- Bruce Springsteen, "We Shall Overcome: The Seeger Sessions." A rollicking, muscular homage to Pete Seeger and the American folk songs he's championed. Hopeful, brash, arms wide and welcoming, this is the American spirit the world wants to love.
- Various, "Friends of Old Time Music: The Folk Arrival, 1961-65." These archival concert tracks of masters such as Mississippi John Hurt, the Stanley Brothers, and Bill Monroe form a precious, wildly beautiful document.
- Kris Delmhorst, "Strange Conversation ." Delmhorst creates song settings of poems by Byron, Rumi, e.e. cummings, and others. Given its epic ambition, it's a wonder what a snug, lovely album it is.
- Muireann Nic Amhlaoibh, "Daybreak: Fáinne An Lae." Danu's singer establishes herself among the finest vocalists in Ireland. Her dusky mezzo is so comfortable, it's easy to miss that she's a superb technician.
- Paul Simon, "Surprise." When he's got things he really wants to say, Simon can work the machinery of the song as well as anyone. Powerful yet lilting ruminations about family and mortality, holy war and private peace.
- Various, "The Harry Smith Project." Smith's seminal folk collection is reinvented by Beck, Wilco, Beth Orton, Lou Reed, and others. Rawboned and sexy, playful and primal.
- Mark Erelli, "Hope & Other Casualties." The local songwriter's most politically explosive album is also his most personal. And that's exactly why it's so persuasive.
- Gordon Bok, "In Concert." The Maine folk treasure's glorious bass-baritone is frayed and weathered now, like a favorite old winter coat. But he wears it wonderfully and may be folkdom's best ballad guitarist .

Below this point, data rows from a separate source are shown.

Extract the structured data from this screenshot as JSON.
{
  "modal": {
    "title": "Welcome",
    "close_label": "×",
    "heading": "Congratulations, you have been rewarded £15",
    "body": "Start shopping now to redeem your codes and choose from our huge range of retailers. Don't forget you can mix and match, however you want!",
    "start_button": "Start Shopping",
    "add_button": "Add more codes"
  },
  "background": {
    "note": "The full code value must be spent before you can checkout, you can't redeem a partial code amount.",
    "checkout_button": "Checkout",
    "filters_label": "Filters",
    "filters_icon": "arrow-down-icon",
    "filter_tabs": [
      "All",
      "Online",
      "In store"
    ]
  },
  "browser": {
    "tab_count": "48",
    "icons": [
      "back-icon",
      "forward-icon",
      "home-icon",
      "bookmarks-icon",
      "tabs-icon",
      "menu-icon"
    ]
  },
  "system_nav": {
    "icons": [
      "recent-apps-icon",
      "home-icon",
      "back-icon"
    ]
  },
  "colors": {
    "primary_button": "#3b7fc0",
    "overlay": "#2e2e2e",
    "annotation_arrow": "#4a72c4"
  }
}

- The Kennedys, "Songs of the Open Road." The modern folk-rockers pay jingle-jangle homage to their roots, covering Bob Dylan, Stephen Stills, and others. Their "Eight Miles High" is so lucid, you'd think the Byrds weren't stoned when they wrote it.